I was reading The History of Physics by Isaac Asimov, and I came across this passage.

"Imagine a body dropped first from a height of 1000 kilometers, then from 2000 kilometers, then from 3000 kilometers, and so on. The drop from 1000 kilometers would result in a velocity of impact $v_{1}$. If the value $g$ were constant all the way up, then a drop from 2000 kilometers would involve a gain in the first 1000 kilometers equal to the gain in the second 1000 kilometers, so the final velocity of impact would be $v_{1}+v_{1}$ or $2v_{1}$."

I was wondering why it came to $2v_{1}$. Wouldn't it be $\sqrt{2}v_{1}$?

Here's my thinking:

From an equation, $v^{2}_{f}=v^{2}_{i}+2gs$, then we have
$v^{2}_{1}=2g(1000)$ and $v^{2}_{2}=2g(2000)$, and thus
$v_{2}=\sqrt{2}v_{1}$.

Related Other Physics Topics News on Phys.org
BvU
Homework Helper
2019 Award
You are quite right. The writer lures you into thinking the time needed to traverse the second 1000 m is equal to the time needed for the first. It definitely is not, because the initial speed for the first is 0 but for the second it is v1.

Thank you!

Under constant acceleration the V increases linearly with time.

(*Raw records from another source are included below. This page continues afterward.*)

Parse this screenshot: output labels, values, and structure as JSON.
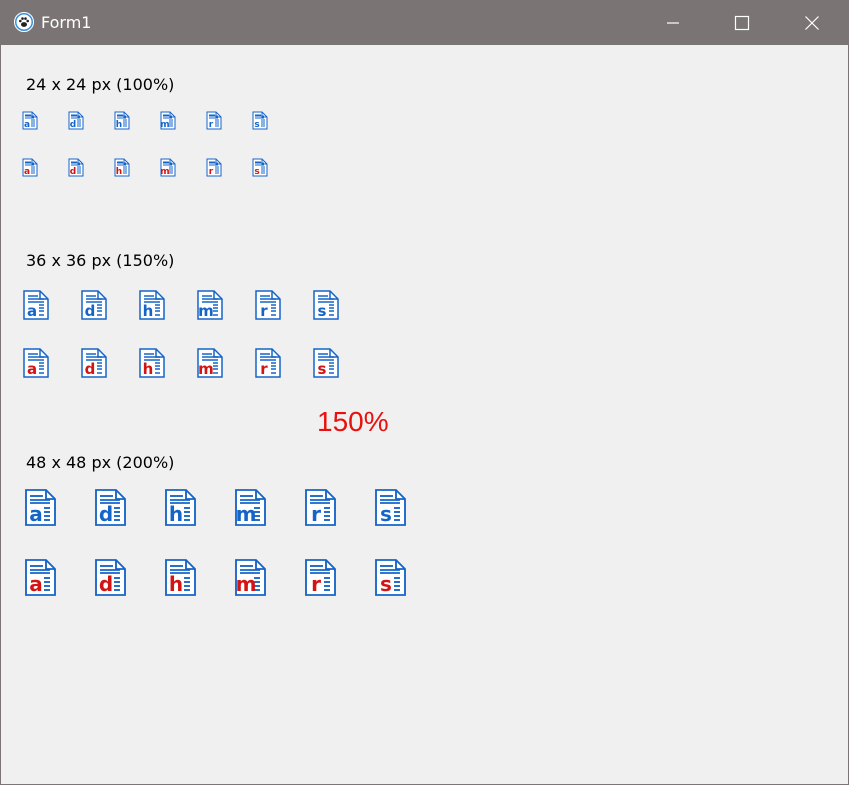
{
  "window": {
    "title": "Form1",
    "icon": "paw-icon",
    "controls": [
      "minimize-icon",
      "maximize-icon",
      "close-icon"
    ]
  },
  "groups": [
    {
      "label": "24 x 24 px (100%)",
      "letters": [
        "a",
        "d",
        "h",
        "m",
        "r",
        "s"
      ],
      "rows": [
        {
          "letter_color": "#1565c8"
        },
        {
          "letter_color": "#d21414"
        }
      ]
    },
    {
      "label": "36 x 36 px (150%)",
      "letters": [
        "a",
        "d",
        "h",
        "m",
        "r",
        "s"
      ],
      "rows": [
        {
          "letter_color": "#1565c8"
        },
        {
          "letter_color": "#d21414"
        }
      ]
    },
    {
      "label": "48 x 48 px (200%)",
      "letters": [
        "a",
        "d",
        "h",
        "m",
        "r",
        "s"
      ],
      "rows": [
        {
          "letter_color": "#1565c8"
        },
        {
          "letter_color": "#d21414"
        }
      ]
    }
  ],
  "scale_note": "150%",
  "colors": {
    "titlebar": "#7a7574",
    "icon_outline": "#1565c8",
    "scale_note": "#e8110f"
  }
}
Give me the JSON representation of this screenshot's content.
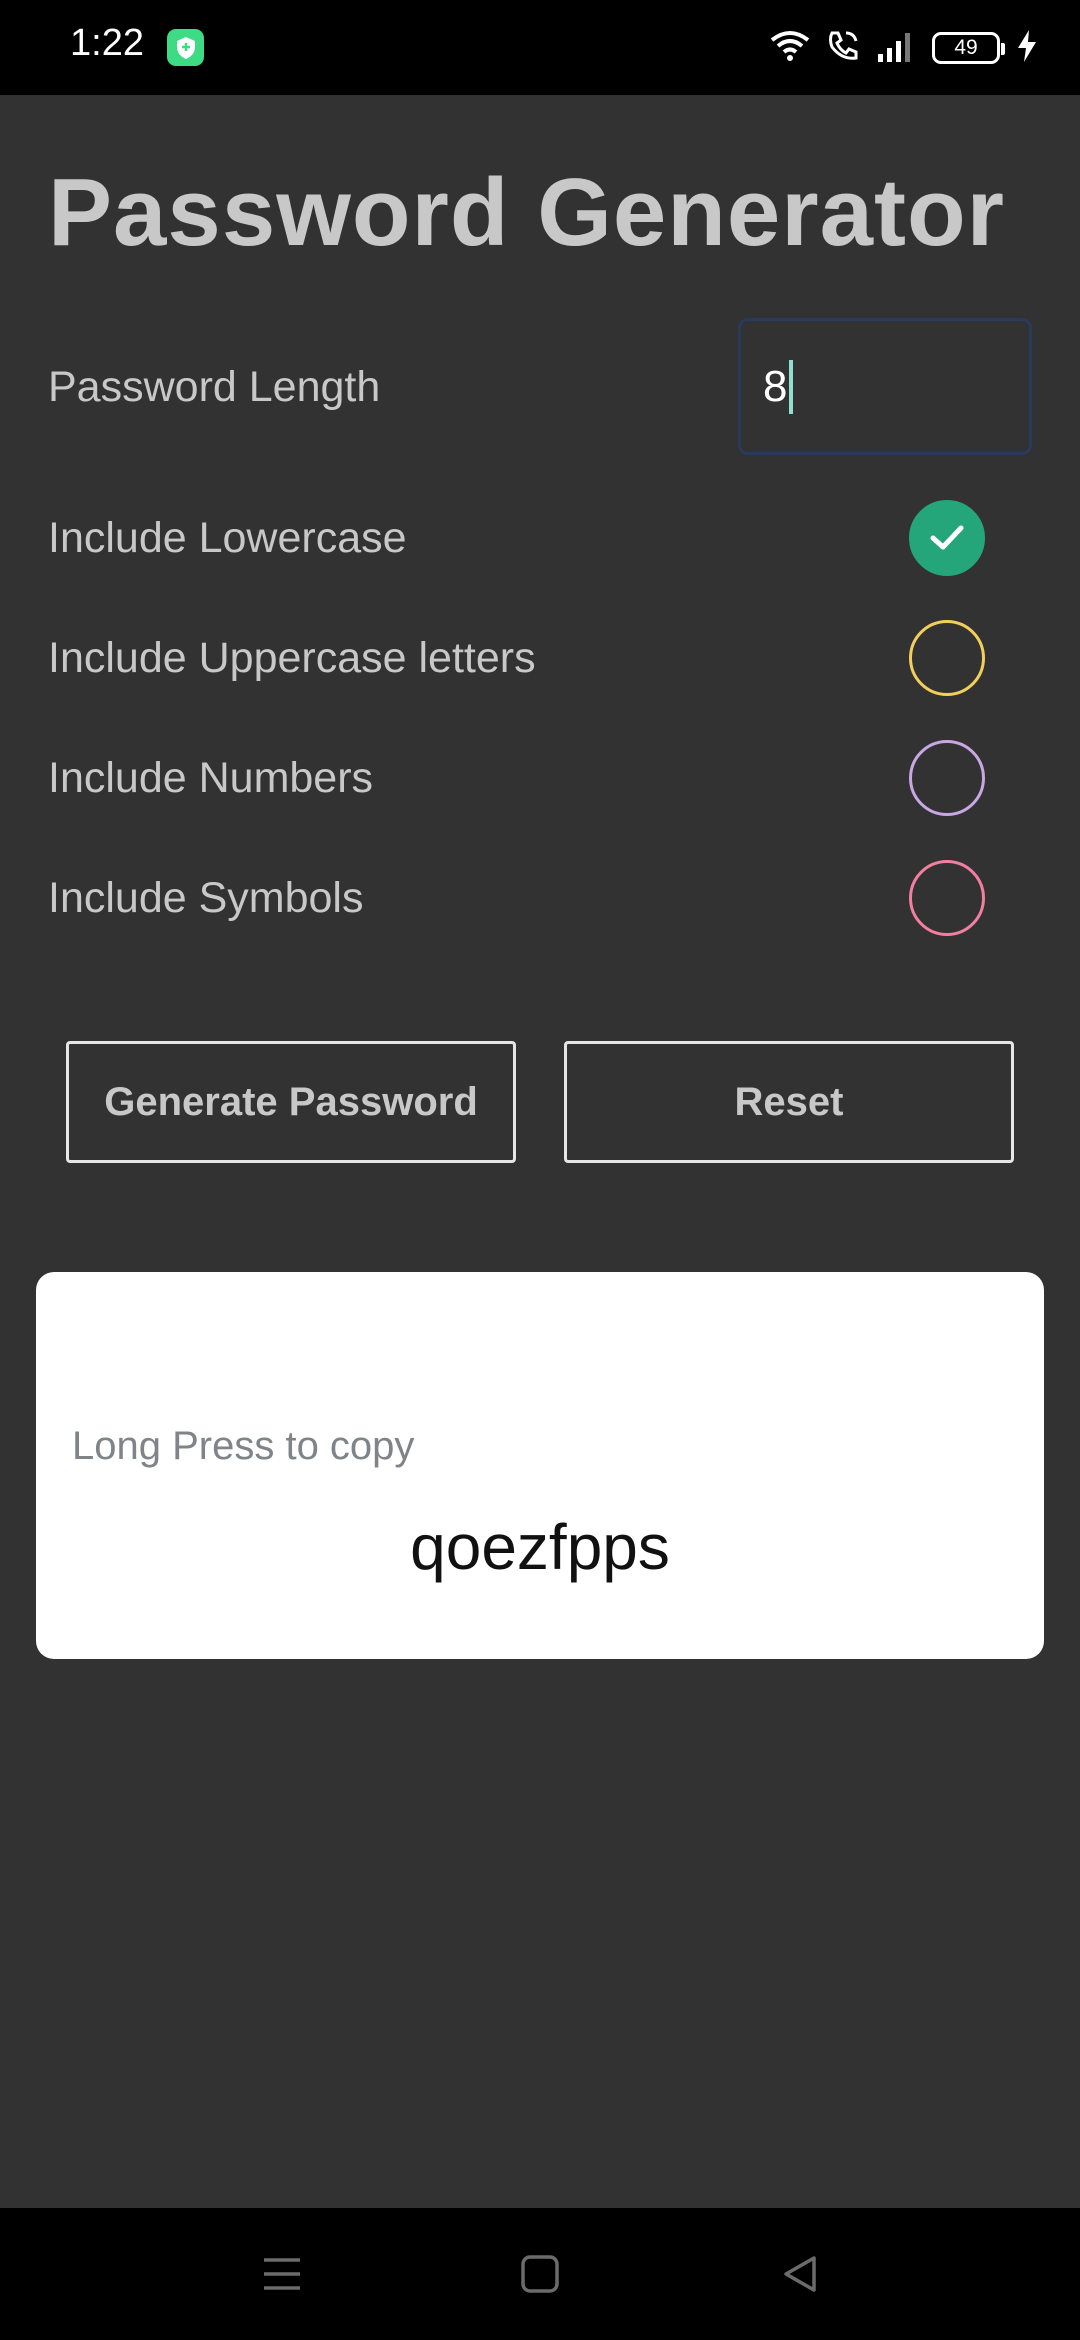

V does not increase linearly with distance.

This looks correct:
If we let i = initial height,
the current height H = i - (a * t^2 / 2).
So a * t^2 = 2 * (i - H).
Therefore t = sqrt(2 * (i - H) / a).
If we substitute that into v = a*t,
v = a * sqrt (2* (i-H)/a). Note that i and a are constants, so the only independent variable is the current height H.

sophiecentaur